The Big Ten is using a nine-game conference schedule starting in 2016, which will limit some of what Penn State will be able to do with scheduling. The nine-game conference schedule format will put Penn State on the road in conference play for five games every other year (odd-numbered seasons starting in 2017). This leaves four home games in conference play and three non-conference games to get to seven home games, which is the bare minimum Penn State will operate with unless getting an opportunity to cash in on a big neutral site match-up in Arlington or Atlanta. Penn State has scheduled home non-conference games in 2017 (including Pitt) and has two spots to fill in 2019 (Pitt at home again), and expect two more home games scheduled those seasons as well. Penn State also has home-and-home deals with West Virginia (2023-2024) and Virginia Tech (2020, 2025) lined up to give Penn State home game sin those odd-numbered seasons.
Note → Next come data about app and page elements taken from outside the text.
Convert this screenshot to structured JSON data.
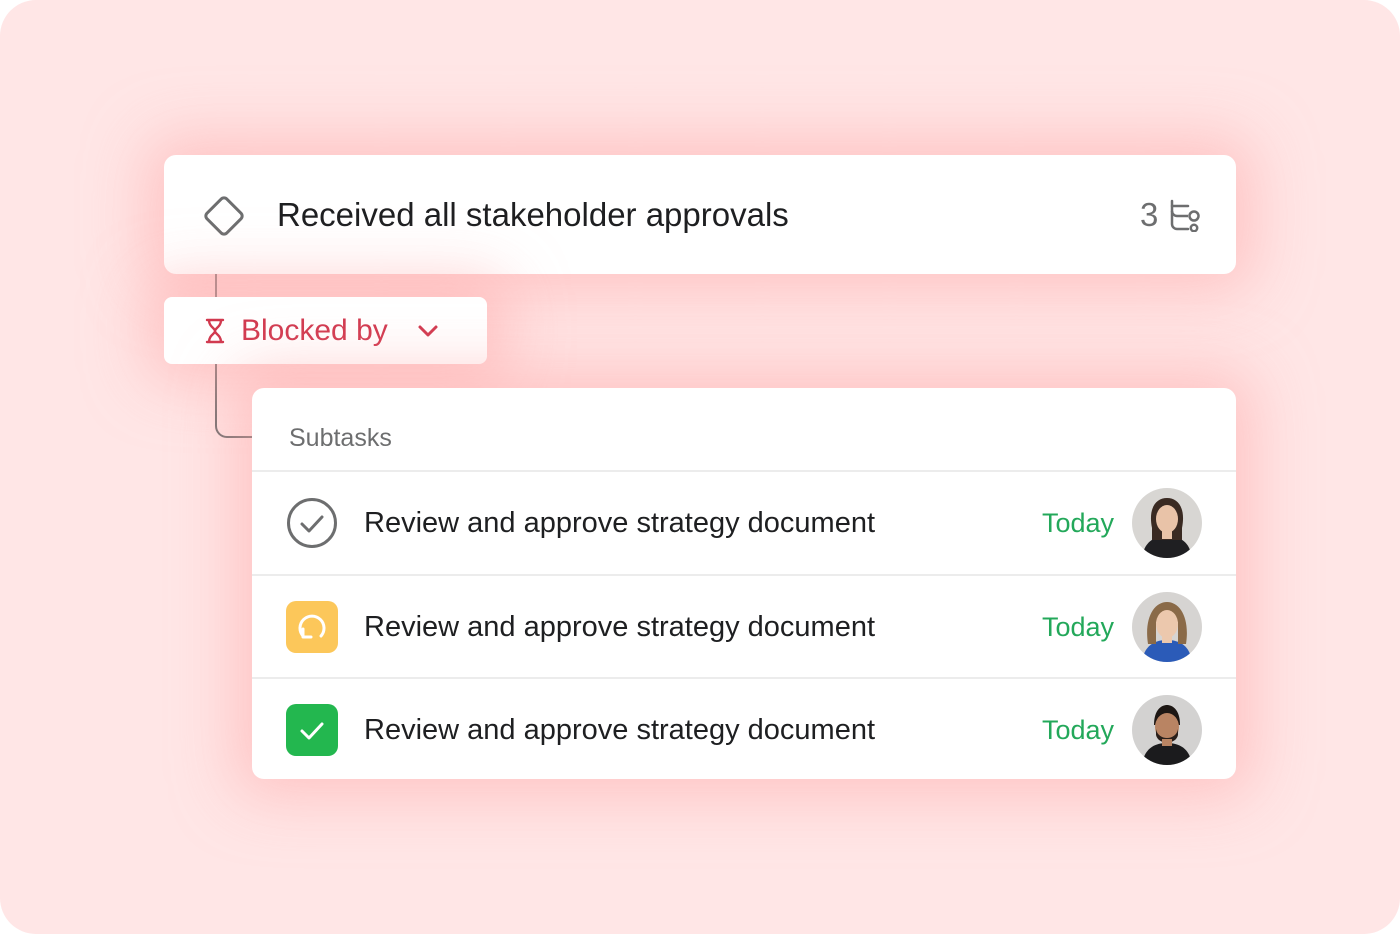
{
  "milestone": {
    "title": "Received all stakeholder approvals",
    "subtask_count": "3",
    "icon": "diamond-milestone-icon",
    "subtasks_icon": "subtasks-icon"
  },
  "dependency": {
    "label": "Blocked by",
    "icon": "hourglass-icon",
    "color": "#d1394f"
  },
  "subtasks": {
    "header": "Subtasks",
    "rows": [
      {
        "name": "Review and approve strategy document",
        "due": "Today",
        "status": "not-started",
        "status_icon": "check-circle-outline-icon"
      },
      {
        "name": "Review and approve strategy document",
        "due": "Today",
        "status": "in-progress",
        "status_icon": "refresh-icon",
        "status_color": "#fcc75a"
      },
      {
        "name": "Review and approve strategy document",
        "due": "Today",
        "status": "completed",
        "status_icon": "check-icon",
        "status_color": "#23b74f"
      }
    ]
  },
  "colors": {
    "background": "#ffe6e6",
    "due_date": "#23a85a",
    "text_primary": "#1e1f21",
    "text_secondary": "#6d6e6f"
  }
}
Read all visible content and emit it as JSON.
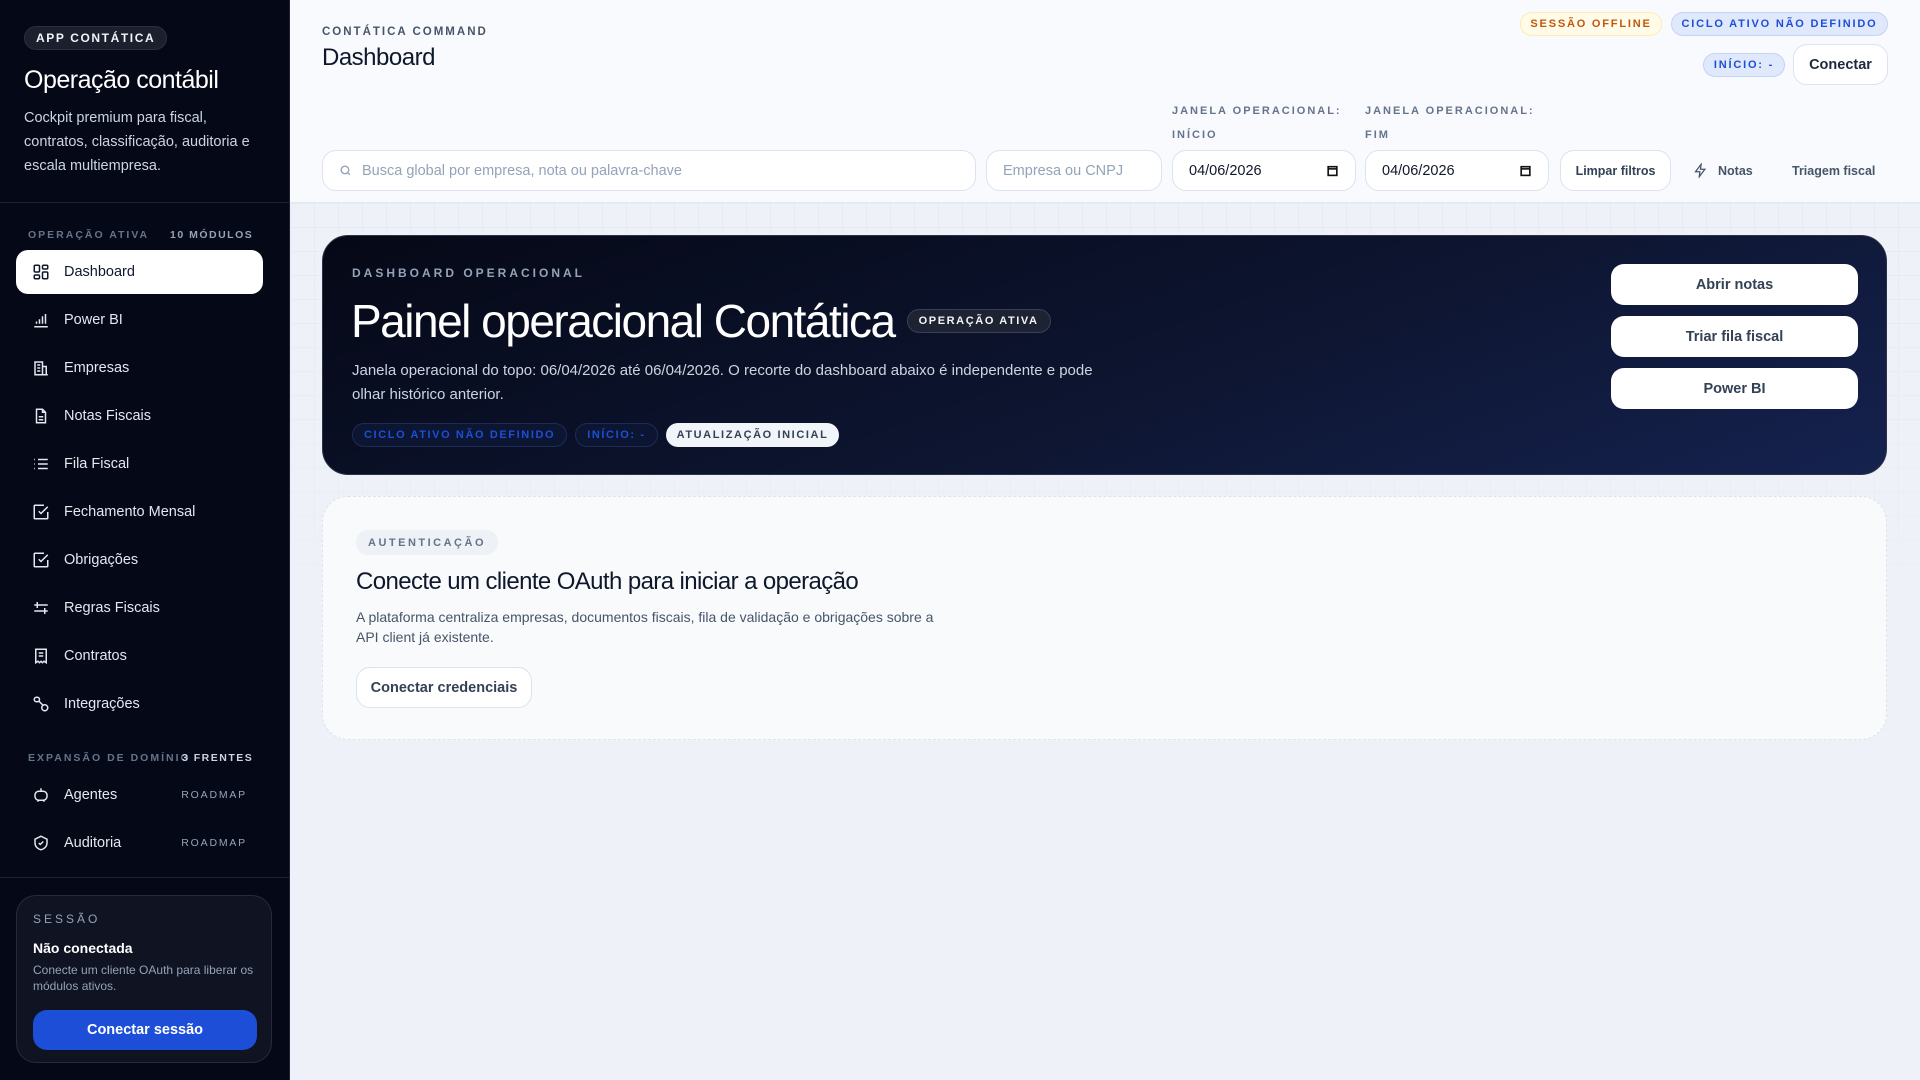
{
  "sidebar": {
    "brand": "APP CONTÁTICA",
    "title": "Operação contábil",
    "description": "Cockpit premium para fiscal, contratos, classificação, auditoria e escala multiempresa.",
    "section1": {
      "label": "OPERAÇÃO ATIVA",
      "count": "10 MÓDULOS"
    },
    "items": [
      {
        "label": "Dashboard",
        "icon": "grid-icon"
      },
      {
        "label": "Power BI",
        "icon": "bar-chart-icon"
      },
      {
        "label": "Empresas",
        "icon": "building-icon"
      },
      {
        "label": "Notas Fiscais",
        "icon": "file-text-icon"
      },
      {
        "label": "Fila Fiscal",
        "icon": "list-icon"
      },
      {
        "label": "Fechamento Mensal",
        "icon": "check-square-icon"
      },
      {
        "label": "Obrigações",
        "icon": "check-square-icon"
      },
      {
        "label": "Regras Fiscais",
        "icon": "sliders-icon"
      },
      {
        "label": "Contratos",
        "icon": "receipt-icon"
      },
      {
        "label": "Integrações",
        "icon": "link-icon"
      }
    ],
    "section2": {
      "label": "EXPANSÃO DE DOMÍNIO",
      "count": "3 FRENTES"
    },
    "roadmap": [
      {
        "label": "Agentes",
        "tag": "ROADMAP",
        "icon": "bot-icon"
      },
      {
        "label": "Auditoria",
        "tag": "ROADMAP",
        "icon": "shield-check-icon"
      }
    ],
    "session": {
      "label": "SESSÃO",
      "status": "Não conectada",
      "description": "Conecte um cliente OAuth para liberar os módulos ativos.",
      "button": "Conectar sessão"
    }
  },
  "header": {
    "kicker": "CONTÁTICA COMMAND",
    "title": "Dashboard",
    "badges": {
      "session": "SESSÃO OFFLINE",
      "cycle": "CICLO ATIVO NÃO DEFINIDO",
      "start": "INÍCIO: -"
    },
    "connect": "Conectar"
  },
  "filters": {
    "search_placeholder": "Busca global por empresa, nota ou palavra-chave",
    "company_placeholder": "Empresa ou CNPJ",
    "start_label": "JANELA OPERACIONAL:",
    "start_sub": "INÍCIO",
    "start_value": "04/06/2026",
    "end_label": "JANELA OPERACIONAL:",
    "end_sub": "FIM",
    "end_value": "04/06/2026",
    "clear": "Limpar filtros",
    "notes": "Notas",
    "triage": "Triagem fiscal"
  },
  "hero": {
    "kicker": "DASHBOARD OPERACIONAL",
    "title": "Painel operacional Contática",
    "badge": "OPERAÇÃO ATIVA",
    "description": "Janela operacional do topo: 06/04/2026 até 06/04/2026. O recorte do dashboard abaixo é independente e pode olhar histórico anterior.",
    "chips": [
      "CICLO ATIVO NÃO DEFINIDO",
      "INÍCIO: -",
      "ATUALIZAÇÃO INICIAL"
    ],
    "actions": [
      "Abrir notas",
      "Triar fila fiscal",
      "Power BI"
    ]
  },
  "auth": {
    "chip": "AUTENTICAÇÃO",
    "title": "Conecte um cliente OAuth para iniciar a operação",
    "description": "A plataforma centraliza empresas, documentos fiscais, fila de validação e obrigações sobre a API client já existente.",
    "button": "Conectar credenciais"
  }
}
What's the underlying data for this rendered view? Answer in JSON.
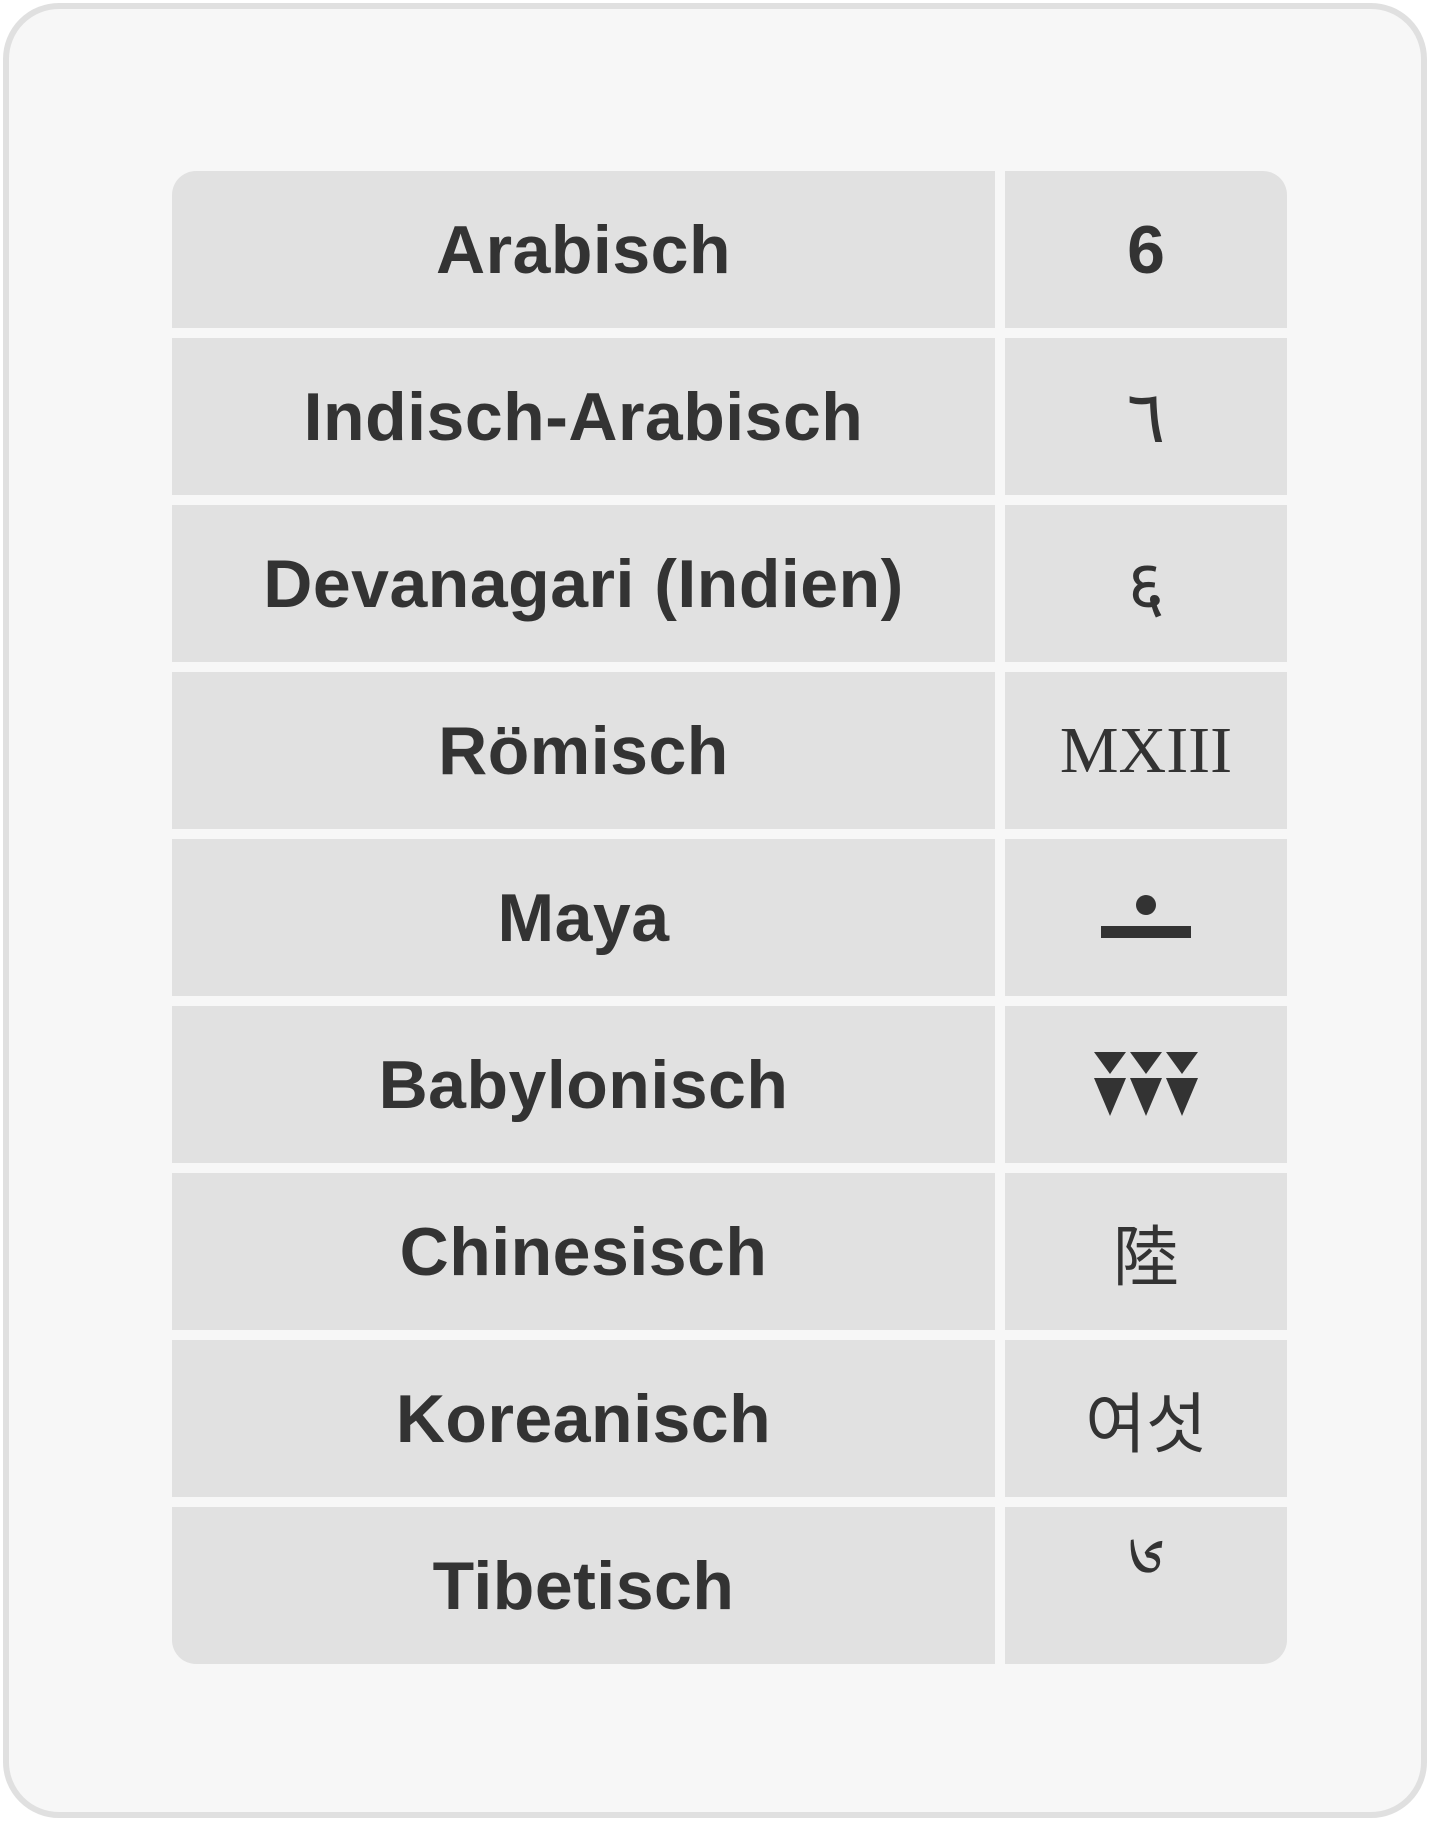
{
  "rows": [
    {
      "name": "Arabisch",
      "numeral": "6"
    },
    {
      "name": "Indisch-Arabisch",
      "numeral": "٦"
    },
    {
      "name": "Devanagari (Indien)",
      "numeral": "६"
    },
    {
      "name": "Römisch",
      "numeral": "MXIII"
    },
    {
      "name": "Maya",
      "numeral": "",
      "numeral_icon": "maya-six-glyph"
    },
    {
      "name": "Babylonisch",
      "numeral": "",
      "numeral_icon": "babylonian-six-wedges-glyph"
    },
    {
      "name": "Chinesisch",
      "numeral": "陸"
    },
    {
      "name": "Koreanisch",
      "numeral": "여섯"
    },
    {
      "name": "Tibetisch",
      "numeral": "༦"
    }
  ],
  "colors": {
    "page_background": "#f7f7f7",
    "frame_border": "#e0e0e0",
    "cell_background": "#e1e1e1",
    "text": "#333333"
  }
}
The ACC uses an eight-game conference schedule, but includes Notre Dame on a rotating schedule for all ACC members and requires each member to schedule one non-conference game each season against a power conference opponent. For Pittsburgh, this figures to help reignite the long-time rivalries with Penn State and perhaps, someday, West Virginia. Barnes has his sights set on Penn State ahead of WVU though. For Pitt, being able to work out a long-term deal with Penn State would eliminate the stress of scheduling other power conference opponents to satisfy the ACC scheduling requirement. But when is the earliest that could happen? Thanks to programs scheduling so many years out, it may not happen for quite some time.
The upcoming four-year series (which is actually two separate two-year home-and-home deals lined up back-to-back) concludes in 2019. Pitt still has a schedule vacancy to fill in 2020, but also has Notre Dame on the schedule at home that season. Pittsburgh then has a home-and-home with Tennessee scheduled in 2021-2022, and Cincinnati in 2023-2024. Notre Dame also rotates back on the Pitt schedule in 2023 (and 2025) as well. Juggling so many scheduling commitments between Pittsburgh and Penn State means any hope there is a long-term series arrangement is not likely to happen anytime before 2020, as much as you might like to see it happen.